§ **Problem**
All of the data should be output character for character, except the pictures.

(Website and app data records)

--- START ---

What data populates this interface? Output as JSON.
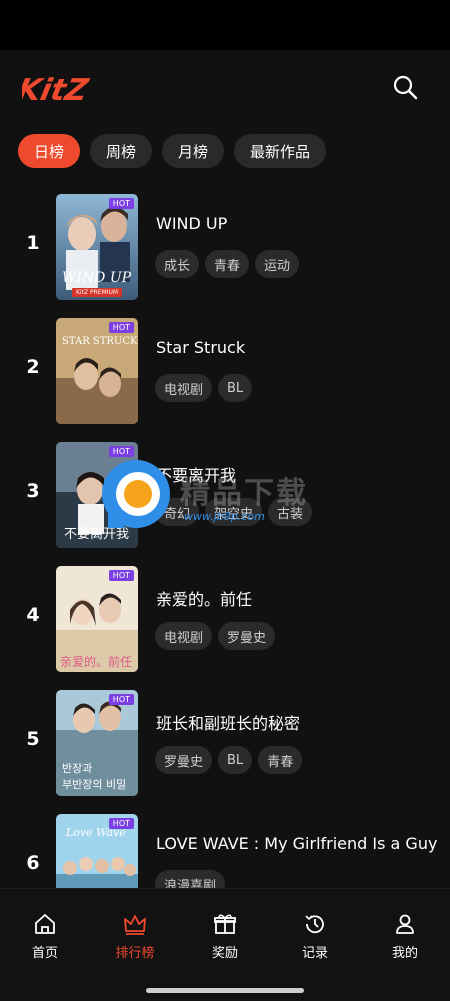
{
  "app": {
    "logo_text": "KitZ"
  },
  "tabs": [
    {
      "label": "日榜"
    },
    {
      "label": "周榜"
    },
    {
      "label": "月榜"
    },
    {
      "label": "最新作品"
    }
  ],
  "badge": {
    "hot": "HOT",
    "premium": "KitZ PREMIUM"
  },
  "items": [
    {
      "rank": "1",
      "title": "WIND UP",
      "cover_text": "WIND UP",
      "tags": [
        "成长",
        "青春",
        "运动"
      ]
    },
    {
      "rank": "2",
      "title": "Star Struck",
      "cover_text": "STAR STRUCK",
      "tags": [
        "电视剧",
        "BL"
      ]
    },
    {
      "rank": "3",
      "title": "不要离开我",
      "cover_text": "不要离开我",
      "tags": [
        "奇幻",
        "架空史",
        "古装"
      ]
    },
    {
      "rank": "4",
      "title": "亲爱的。前任",
      "cover_text": "亲爱的。前任",
      "tags": [
        "电视剧",
        "罗曼史"
      ]
    },
    {
      "rank": "5",
      "title": "班长和副班长的秘密",
      "cover_text": "반장과 부반장의 비밀",
      "tags": [
        "罗曼史",
        "BL",
        "青春"
      ]
    },
    {
      "rank": "6",
      "title": "LOVE WAVE : My Girlfriend Is a Guy",
      "cover_text": "Love Wave",
      "tags": [
        "浪漫喜剧"
      ]
    }
  ],
  "watermark": {
    "text": "精品下载",
    "url": "www.jb9p.com"
  },
  "nav": [
    {
      "label": "首页",
      "icon": "home-icon"
    },
    {
      "label": "排行榜",
      "icon": "crown-icon"
    },
    {
      "label": "奖励",
      "icon": "gift-icon"
    },
    {
      "label": "记录",
      "icon": "history-icon"
    },
    {
      "label": "我的",
      "icon": "user-icon"
    }
  ],
  "colors": {
    "accent": "#ef4a2e",
    "background": "#111111",
    "hot_badge": "#7b3fe4",
    "tag_bg": "#2b2b2b"
  }
}
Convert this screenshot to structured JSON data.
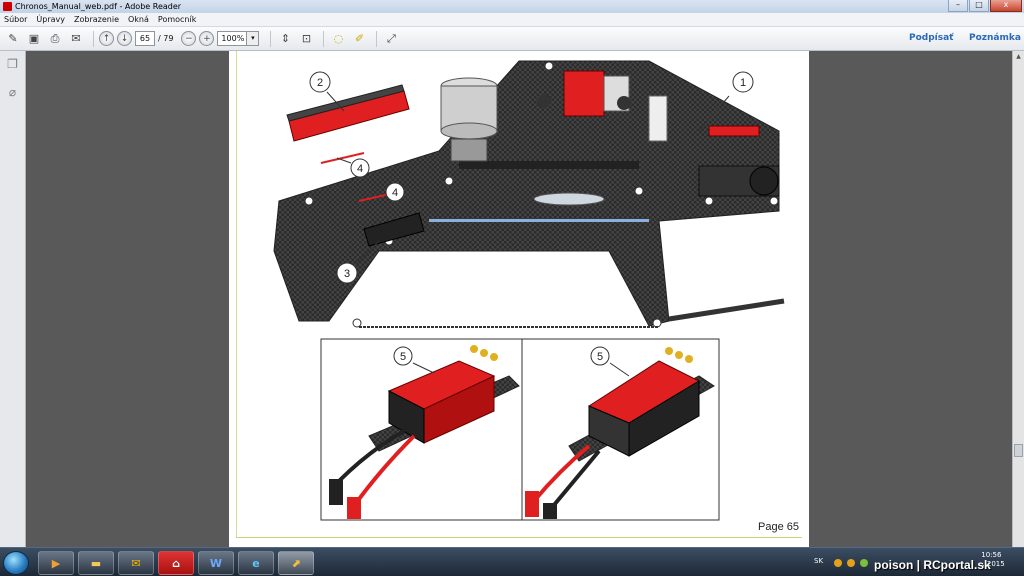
{
  "window": {
    "title": "Chronos_Manual_web.pdf - Adobe Reader",
    "min": "–",
    "max": "□",
    "close": "x"
  },
  "menu": [
    "Súbor",
    "Úpravy",
    "Zobrazenie",
    "Okná",
    "Pomocník"
  ],
  "toolbar": {
    "page_current": "65",
    "page_total": "/ 79",
    "zoom": "100%",
    "zoom_drop": "▾",
    "sign_label": "Podpísať",
    "comment_label": "Poznámka"
  },
  "document": {
    "page_label": "Page 65",
    "callouts": [
      "1",
      "2",
      "3",
      "4",
      "4",
      "5",
      "5"
    ]
  },
  "taskbar": {
    "apps": [
      "media-player",
      "explorer",
      "outlook",
      "adobe-reader",
      "word",
      "internet-explorer",
      "pdf-viewer"
    ],
    "word_glyph": "W",
    "ie_glyph": "e",
    "lang": "SK",
    "time": "10:56",
    "date": "... 2015",
    "watermark": "poison | RCportal.sk"
  },
  "colors": {
    "accent": "#2a6ab8",
    "esc_red": "#e02020",
    "frame": "#3a3a3a"
  }
}
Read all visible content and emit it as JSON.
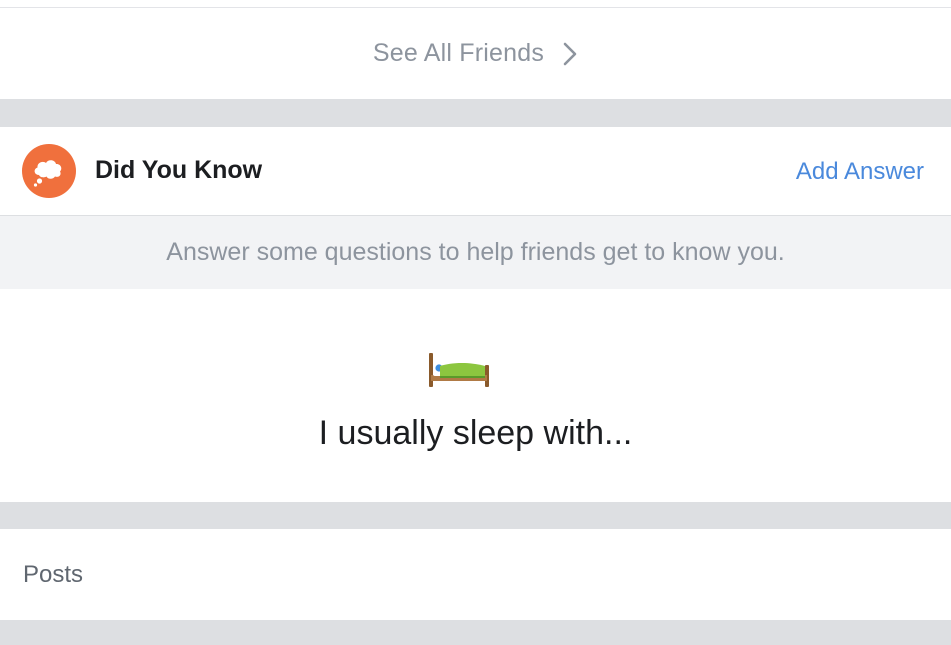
{
  "friends": {
    "see_all_label": "See All Friends",
    "chevron_icon": "chevron-right-icon"
  },
  "did_you_know": {
    "icon": "thought-bubble-icon",
    "title": "Did You Know",
    "action_label": "Add Answer",
    "subtitle": "Answer some questions to help friends get to know you."
  },
  "question": {
    "icon": "bed-emoji-icon",
    "text": "I usually sleep with..."
  },
  "posts": {
    "label": "Posts"
  },
  "colors": {
    "accent": "#4a89dc",
    "icon_orange": "#f0703d",
    "divider_gray": "#dddfe2",
    "muted_text": "#8d949e"
  }
}
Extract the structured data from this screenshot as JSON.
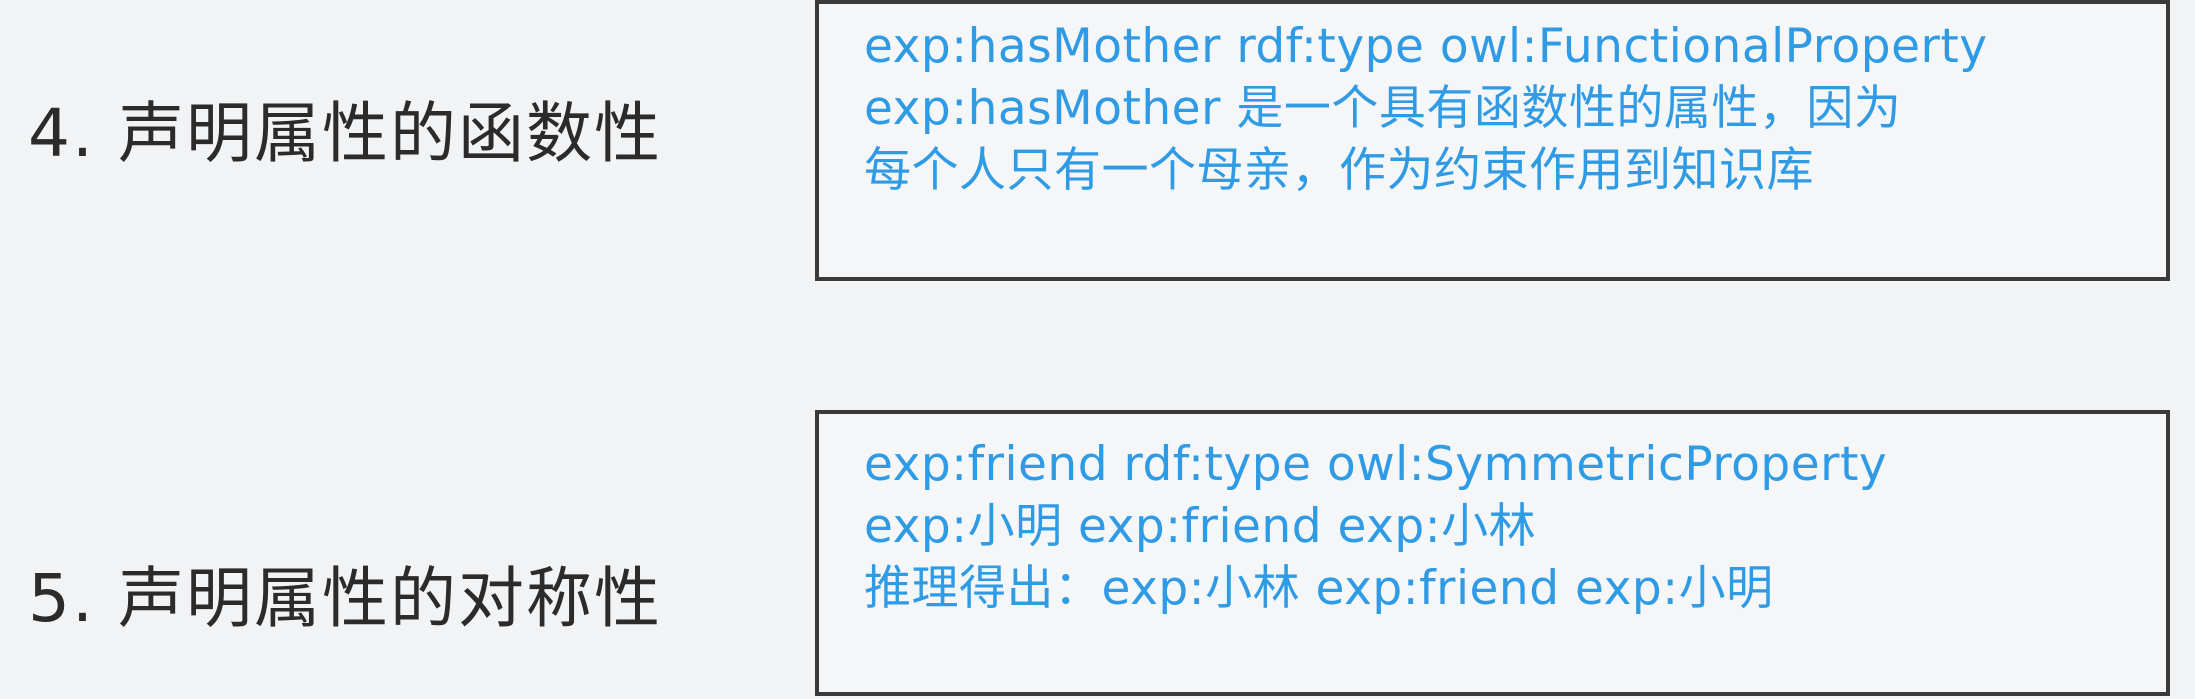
{
  "items": [
    {
      "heading": "4. 声明属性的函数性",
      "lines": [
        "exp:hasMother rdf:type owl:FunctionalProperty",
        "exp:hasMother 是一个具有函数性的属性，因为",
        "每个人只有一个母亲，作为约束作用到知识库"
      ]
    },
    {
      "heading": "5. 声明属性的对称性",
      "lines": [
        "exp:friend rdf:type owl:SymmetricProperty",
        "exp:小明 exp:friend exp:小林",
        "推理得出：exp:小林 exp:friend exp:小明"
      ]
    }
  ],
  "colors": {
    "heading_text": "#2b2b2b",
    "code_text": "#2f9be5",
    "box_border": "#3a3a3a",
    "background": "#f1f3f5"
  }
}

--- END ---

§ **Exercise result**
What data populates this interface? Output as JSON.
{
  "app": {
    "logo_text": "KitZ"
  },
  "tabs": [
    {
      "label": "日榜"
    },
    {
      "label": "周榜"
    },
    {
      "label": "月榜"
    },
    {
      "label": "最新作品"
    }
  ],
  "badge": {
    "hot": "HOT",
    "premium": "KitZ PREMIUM"
  },
  "items": [
    {
      "rank": "1",
      "title": "WIND UP",
      "cover_text": "WIND UP",
      "tags": [
        "成长",
        "青春",
        "运动"
      ]
    },
    {
      "rank": "2",
      "title": "Star Struck",
      "cover_text": "STAR STRUCK",
      "tags": [
        "电视剧",
        "BL"
      ]
    },
    {
      "rank": "3",
      "title": "不要离开我",
      "cover_text": "不要离开我",
      "tags": [
        "奇幻",
        "架空史",
        "古装"
      ]
    },
    {
      "rank": "4",
      "title": "亲爱的。前任",
      "cover_text": "亲爱的。前任",
      "tags": [
        "电视剧",
        "罗曼史"
      ]
    },
    {
      "rank": "5",
      "title": "班长和副班长的秘密",
      "cover_text": "반장과 부반장의 비밀",
      "tags": [
        "罗曼史",
        "BL",
        "青春"
      ]
    },
    {
      "rank": "6",
      "title": "LOVE WAVE : My Girlfriend Is a Guy",
      "cover_text": "Love Wave",
      "tags": [
        "浪漫喜剧"
      ]
    }
  ],
  "watermark": {
    "text": "精品下载",
    "url": "www.jb9p.com"
  },
  "nav": [
    {
      "label": "首页",
      "icon": "home-icon"
    },
    {
      "label": "排行榜",
      "icon": "crown-icon"
    },
    {
      "label": "奖励",
      "icon": "gift-icon"
    },
    {
      "label": "记录",
      "icon": "history-icon"
    },
    {
      "label": "我的",
      "icon": "user-icon"
    }
  ],
  "colors": {
    "accent": "#ef4a2e",
    "background": "#111111",
    "hot_badge": "#7b3fe4",
    "tag_bg": "#2b2b2b"
  }
}
Convert this screenshot to structured JSON data.
{
  "window": {
    "title": "Chronos_Manual_web.pdf - Adobe Reader",
    "min": "–",
    "max": "□",
    "close": "x"
  },
  "menu": [
    "Súbor",
    "Úpravy",
    "Zobrazenie",
    "Okná",
    "Pomocník"
  ],
  "toolbar": {
    "page_current": "65",
    "page_total": "/ 79",
    "zoom": "100%",
    "zoom_drop": "▾",
    "sign_label": "Podpísať",
    "comment_label": "Poznámka"
  },
  "document": {
    "page_label": "Page 65",
    "callouts": [
      "1",
      "2",
      "3",
      "4",
      "4",
      "5",
      "5"
    ]
  },
  "taskbar": {
    "apps": [
      "media-player",
      "explorer",
      "outlook",
      "adobe-reader",
      "word",
      "internet-explorer",
      "pdf-viewer"
    ],
    "word_glyph": "W",
    "ie_glyph": "e",
    "lang": "SK",
    "time": "10:56",
    "date": "... 2015",
    "watermark": "poison | RCportal.sk"
  },
  "colors": {
    "accent": "#2a6ab8",
    "esc_red": "#e02020",
    "frame": "#3a3a3a"
  }
}
Read all visible content and emit it as JSON.
{
  "friends": {
    "see_all_label": "See All Friends",
    "chevron_icon": "chevron-right-icon"
  },
  "did_you_know": {
    "icon": "thought-bubble-icon",
    "title": "Did You Know",
    "action_label": "Add Answer",
    "subtitle": "Answer some questions to help friends get to know you."
  },
  "question": {
    "icon": "bed-emoji-icon",
    "text": "I usually sleep with..."
  },
  "posts": {
    "label": "Posts"
  },
  "colors": {
    "accent": "#4a89dc",
    "icon_orange": "#f0703d",
    "divider_gray": "#dddfe2",
    "muted_text": "#8d949e"
  }
}
Extract the structured data from this screenshot as JSON.
{
  "items": [
    {
      "heading": "4. 声明属性的函数性",
      "lines": [
        "exp:hasMother rdf:type owl:FunctionalProperty",
        "exp:hasMother 是一个具有函数性的属性，因为",
        "每个人只有一个母亲，作为约束作用到知识库"
      ]
    },
    {
      "heading": "5. 声明属性的对称性",
      "lines": [
        "exp:friend rdf:type owl:SymmetricProperty",
        "exp:小明 exp:friend exp:小林",
        "推理得出：exp:小林 exp:friend exp:小明"
      ]
    }
  ],
  "colors": {
    "heading_text": "#2b2b2b",
    "code_text": "#2f9be5",
    "box_border": "#3a3a3a",
    "background": "#f1f3f5"
  }
}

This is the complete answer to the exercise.